While the presently preferred embodiments of the present invention have been shown and described, it is to be understood that these disclosures are for the purpose of illustration and that various changes and modifications may be made without departing from the scope of the invention as set forth in the appended claims.
|Cited Patent||Filing date||Publication date||Applicant||Title|
|US3810106 *||Oct 5, 1972||May 7, 1974||Apm Corp||System for storing tone patterns for audible retrieval|
|US3976957 *||May 9, 1975||Aug 24, 1976||Agence Nationale De Valorisation De La Recherche (Anvar)||Method of frequency-stabilization of a laser and a laser for carrying out said method|
|US4768182 *||Nov 5, 1986||Aug 30, 1988||Imperial Chemical Industries Plc||Apparatus for monitoring optical path differences utilizing an etalon|
|US5420846 *||Feb 23, 1993||May 30, 1995||Hitachi, Ltd.||Recording medium having a plurality of nonlinear transmission characteristics|
|Citing Patent||Filing date||Publication date||Applicant||Title|
|US6208611 *||May 27, 1998||Mar 27, 2001||Sony Corporation||Light exposure apparatus for master optical disc|
|U.S. Classification||369/121, 369/112.02, G9B/7.103|
|International Classification||G11B7/00, G11B7/125, G11B7/26, G11B7/0045, G11B7/135|
|Cooperative Classification||G11B7/127, G11B7/128, G11B7/261, G11B7/1359|
|European Classification||G11B7/127, G11B7/1359, G11B7/128|
|Jun 29, 1995||AS||Assignment|
Owner name: PIONEER ELECTRONIC CORPORATION, JAPAN
Free format text: ASSIGNMENT OF ASSIGNORS INTEREST;ASSIGNOR:MOCHIZUKI, MANABU;REEL/FRAME:007574/0936
Effective date: 19950619
Owner name: PIONEER VIDEO CORPORATION, JAPAN
Free format text: ASSIGNMENT OF ASSIGNORS INTEREST;ASSIGNOR:MOCHIZUKI, MANABU;REEL/FRAME:007574/0936
Effective date: 19950619
|Sep 8, 2000||FPAY||Fee payment|
Year of fee payment: 4
|Jul 31, 2003||AS||Assignment|
Owner name: PIONEER DISPLAY PRODUCTS CORPORATION, JAPAN
Free format text: CHANGE OF NAME AND ASSIGNEE, COMMERCIAL REGISTRY EXTRACT W/ENGLISH TRANSLATION;ASSIGNOR:PIONEER VIDEO CORPORATION;REEL/FRAME:014337/0352
Effective date: 20030401
|Aug 4, 2004||FPAY||Fee payment|
Year of fee payment: 8

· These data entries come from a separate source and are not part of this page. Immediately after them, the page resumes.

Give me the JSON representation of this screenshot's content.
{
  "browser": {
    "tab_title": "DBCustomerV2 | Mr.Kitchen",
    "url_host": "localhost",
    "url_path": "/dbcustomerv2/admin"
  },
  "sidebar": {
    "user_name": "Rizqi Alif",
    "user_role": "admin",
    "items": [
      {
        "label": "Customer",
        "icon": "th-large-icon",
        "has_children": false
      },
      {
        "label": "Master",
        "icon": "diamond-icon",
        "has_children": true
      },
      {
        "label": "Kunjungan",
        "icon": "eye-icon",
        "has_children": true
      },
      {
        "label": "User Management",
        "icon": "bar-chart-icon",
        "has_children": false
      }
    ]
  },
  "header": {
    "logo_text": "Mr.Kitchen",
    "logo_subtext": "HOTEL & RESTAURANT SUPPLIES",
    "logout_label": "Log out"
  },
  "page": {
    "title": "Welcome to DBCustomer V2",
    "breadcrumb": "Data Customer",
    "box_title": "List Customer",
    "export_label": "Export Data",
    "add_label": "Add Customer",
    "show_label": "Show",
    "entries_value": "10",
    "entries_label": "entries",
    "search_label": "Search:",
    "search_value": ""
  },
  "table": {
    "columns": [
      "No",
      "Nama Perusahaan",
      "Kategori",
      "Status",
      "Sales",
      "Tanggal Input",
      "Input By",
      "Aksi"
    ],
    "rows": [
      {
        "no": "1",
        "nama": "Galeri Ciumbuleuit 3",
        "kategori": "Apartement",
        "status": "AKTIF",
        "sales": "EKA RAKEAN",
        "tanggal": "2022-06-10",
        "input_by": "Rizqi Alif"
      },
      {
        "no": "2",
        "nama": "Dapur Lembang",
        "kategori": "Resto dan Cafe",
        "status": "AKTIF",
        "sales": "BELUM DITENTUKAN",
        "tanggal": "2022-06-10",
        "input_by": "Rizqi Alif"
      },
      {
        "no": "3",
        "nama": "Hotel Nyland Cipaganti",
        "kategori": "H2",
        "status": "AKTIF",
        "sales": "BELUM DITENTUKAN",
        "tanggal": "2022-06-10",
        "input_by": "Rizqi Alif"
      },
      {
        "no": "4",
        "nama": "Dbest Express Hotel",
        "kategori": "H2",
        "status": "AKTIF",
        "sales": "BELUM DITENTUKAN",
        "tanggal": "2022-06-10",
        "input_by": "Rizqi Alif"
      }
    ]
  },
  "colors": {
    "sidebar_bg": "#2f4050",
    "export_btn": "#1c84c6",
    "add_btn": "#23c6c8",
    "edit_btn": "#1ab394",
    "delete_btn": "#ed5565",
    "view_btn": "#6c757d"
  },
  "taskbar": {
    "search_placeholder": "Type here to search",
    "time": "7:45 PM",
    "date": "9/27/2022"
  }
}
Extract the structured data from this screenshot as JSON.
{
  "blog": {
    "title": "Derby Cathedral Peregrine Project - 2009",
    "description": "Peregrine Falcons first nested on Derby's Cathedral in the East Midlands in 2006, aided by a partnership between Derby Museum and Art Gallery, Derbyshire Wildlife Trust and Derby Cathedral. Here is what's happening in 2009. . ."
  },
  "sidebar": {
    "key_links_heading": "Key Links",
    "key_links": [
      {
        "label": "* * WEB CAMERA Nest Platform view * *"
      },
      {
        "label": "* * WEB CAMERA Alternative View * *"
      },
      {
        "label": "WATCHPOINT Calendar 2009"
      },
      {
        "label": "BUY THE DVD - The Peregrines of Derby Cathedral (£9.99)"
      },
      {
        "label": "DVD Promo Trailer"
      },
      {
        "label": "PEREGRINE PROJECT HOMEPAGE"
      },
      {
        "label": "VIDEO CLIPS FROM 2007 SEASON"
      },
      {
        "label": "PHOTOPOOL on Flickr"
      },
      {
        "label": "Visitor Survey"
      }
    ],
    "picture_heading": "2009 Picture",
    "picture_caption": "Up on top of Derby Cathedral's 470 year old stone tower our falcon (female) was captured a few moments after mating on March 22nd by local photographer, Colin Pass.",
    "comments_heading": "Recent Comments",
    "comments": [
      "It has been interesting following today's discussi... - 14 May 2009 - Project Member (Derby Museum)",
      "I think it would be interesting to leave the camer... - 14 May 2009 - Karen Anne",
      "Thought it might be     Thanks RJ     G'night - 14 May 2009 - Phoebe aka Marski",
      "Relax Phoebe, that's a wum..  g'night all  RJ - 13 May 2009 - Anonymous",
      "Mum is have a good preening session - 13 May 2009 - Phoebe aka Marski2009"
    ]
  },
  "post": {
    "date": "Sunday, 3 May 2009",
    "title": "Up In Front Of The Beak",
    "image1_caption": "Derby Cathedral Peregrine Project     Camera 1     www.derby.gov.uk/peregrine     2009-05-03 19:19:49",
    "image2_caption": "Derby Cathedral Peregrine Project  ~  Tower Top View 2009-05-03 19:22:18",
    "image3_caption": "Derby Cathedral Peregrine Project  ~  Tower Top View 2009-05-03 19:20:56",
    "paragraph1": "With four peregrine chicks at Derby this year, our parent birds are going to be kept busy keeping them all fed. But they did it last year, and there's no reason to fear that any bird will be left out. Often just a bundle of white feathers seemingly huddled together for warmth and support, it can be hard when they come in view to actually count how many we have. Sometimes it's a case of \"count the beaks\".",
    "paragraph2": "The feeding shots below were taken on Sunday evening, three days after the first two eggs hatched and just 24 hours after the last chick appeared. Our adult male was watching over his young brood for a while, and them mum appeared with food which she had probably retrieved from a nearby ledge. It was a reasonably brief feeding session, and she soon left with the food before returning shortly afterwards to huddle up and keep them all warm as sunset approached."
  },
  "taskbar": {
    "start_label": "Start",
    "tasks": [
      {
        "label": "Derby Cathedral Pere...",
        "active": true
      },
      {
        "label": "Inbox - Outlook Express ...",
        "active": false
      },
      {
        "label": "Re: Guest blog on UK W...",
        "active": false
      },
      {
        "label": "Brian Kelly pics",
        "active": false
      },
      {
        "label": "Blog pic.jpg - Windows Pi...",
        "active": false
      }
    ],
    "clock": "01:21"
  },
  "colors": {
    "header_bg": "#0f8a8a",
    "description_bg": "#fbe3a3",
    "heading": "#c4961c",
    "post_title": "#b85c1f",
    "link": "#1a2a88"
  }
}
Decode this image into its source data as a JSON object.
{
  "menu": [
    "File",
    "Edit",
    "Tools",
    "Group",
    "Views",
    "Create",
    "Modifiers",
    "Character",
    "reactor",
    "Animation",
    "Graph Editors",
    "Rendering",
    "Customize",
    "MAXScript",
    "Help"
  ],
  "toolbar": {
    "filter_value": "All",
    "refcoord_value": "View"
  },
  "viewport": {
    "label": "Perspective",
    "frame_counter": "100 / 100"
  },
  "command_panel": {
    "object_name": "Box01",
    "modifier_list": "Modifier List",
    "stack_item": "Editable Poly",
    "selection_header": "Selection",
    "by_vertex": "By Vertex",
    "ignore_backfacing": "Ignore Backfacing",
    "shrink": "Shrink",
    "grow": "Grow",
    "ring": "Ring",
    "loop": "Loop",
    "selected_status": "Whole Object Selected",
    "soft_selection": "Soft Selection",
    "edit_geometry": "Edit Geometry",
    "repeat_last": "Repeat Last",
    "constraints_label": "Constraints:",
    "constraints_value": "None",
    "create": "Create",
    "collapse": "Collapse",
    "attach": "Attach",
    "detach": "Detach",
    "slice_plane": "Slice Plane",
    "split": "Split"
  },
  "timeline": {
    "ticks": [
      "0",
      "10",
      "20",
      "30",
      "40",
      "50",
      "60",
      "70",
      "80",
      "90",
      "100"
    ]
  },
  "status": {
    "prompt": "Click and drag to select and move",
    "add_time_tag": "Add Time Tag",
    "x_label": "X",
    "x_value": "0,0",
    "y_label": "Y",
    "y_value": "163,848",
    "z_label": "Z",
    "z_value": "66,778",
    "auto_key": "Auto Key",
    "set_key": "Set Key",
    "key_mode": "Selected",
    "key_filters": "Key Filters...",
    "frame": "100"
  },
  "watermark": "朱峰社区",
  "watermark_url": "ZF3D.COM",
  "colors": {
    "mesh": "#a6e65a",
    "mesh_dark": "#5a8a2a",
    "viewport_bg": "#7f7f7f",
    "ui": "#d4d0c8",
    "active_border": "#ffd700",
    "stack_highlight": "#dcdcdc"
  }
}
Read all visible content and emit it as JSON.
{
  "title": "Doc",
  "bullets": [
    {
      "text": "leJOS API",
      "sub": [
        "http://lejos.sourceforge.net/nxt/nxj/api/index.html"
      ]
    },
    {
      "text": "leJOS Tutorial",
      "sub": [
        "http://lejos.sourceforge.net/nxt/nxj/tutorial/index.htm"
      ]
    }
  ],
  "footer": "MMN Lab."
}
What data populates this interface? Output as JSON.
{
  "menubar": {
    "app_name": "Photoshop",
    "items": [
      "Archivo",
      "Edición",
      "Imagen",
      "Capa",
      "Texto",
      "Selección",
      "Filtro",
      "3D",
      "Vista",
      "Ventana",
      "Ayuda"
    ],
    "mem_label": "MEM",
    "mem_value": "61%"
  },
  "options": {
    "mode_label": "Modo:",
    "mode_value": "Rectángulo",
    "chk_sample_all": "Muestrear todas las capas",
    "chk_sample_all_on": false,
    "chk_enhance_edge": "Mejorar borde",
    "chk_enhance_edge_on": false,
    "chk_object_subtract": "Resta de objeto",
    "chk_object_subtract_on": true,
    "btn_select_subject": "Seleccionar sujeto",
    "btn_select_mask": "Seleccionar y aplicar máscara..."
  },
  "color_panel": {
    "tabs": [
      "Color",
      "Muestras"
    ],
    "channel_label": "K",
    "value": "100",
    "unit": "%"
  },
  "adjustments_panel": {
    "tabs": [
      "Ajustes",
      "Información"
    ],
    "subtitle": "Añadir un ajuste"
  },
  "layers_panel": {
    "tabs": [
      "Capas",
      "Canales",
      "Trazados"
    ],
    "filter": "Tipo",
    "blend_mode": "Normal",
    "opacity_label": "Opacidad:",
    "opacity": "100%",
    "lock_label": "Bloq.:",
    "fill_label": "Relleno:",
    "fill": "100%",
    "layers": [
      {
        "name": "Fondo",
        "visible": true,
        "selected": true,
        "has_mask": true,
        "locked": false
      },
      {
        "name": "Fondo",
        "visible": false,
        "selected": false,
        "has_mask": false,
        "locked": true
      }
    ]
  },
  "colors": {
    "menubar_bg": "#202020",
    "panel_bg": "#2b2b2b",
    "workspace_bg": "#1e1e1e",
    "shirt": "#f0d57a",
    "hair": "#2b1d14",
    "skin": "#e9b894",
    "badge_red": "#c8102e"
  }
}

|Sep 15, 2008||REMI||Maintenance fee reminder mailed|
|Mar 11, 2009||LAPS||Lapse for failure to pay maintenance fees|
|Apr 28, 2009||FP||Expired due to failure to pay maintenance fee|
Effective date: 20090311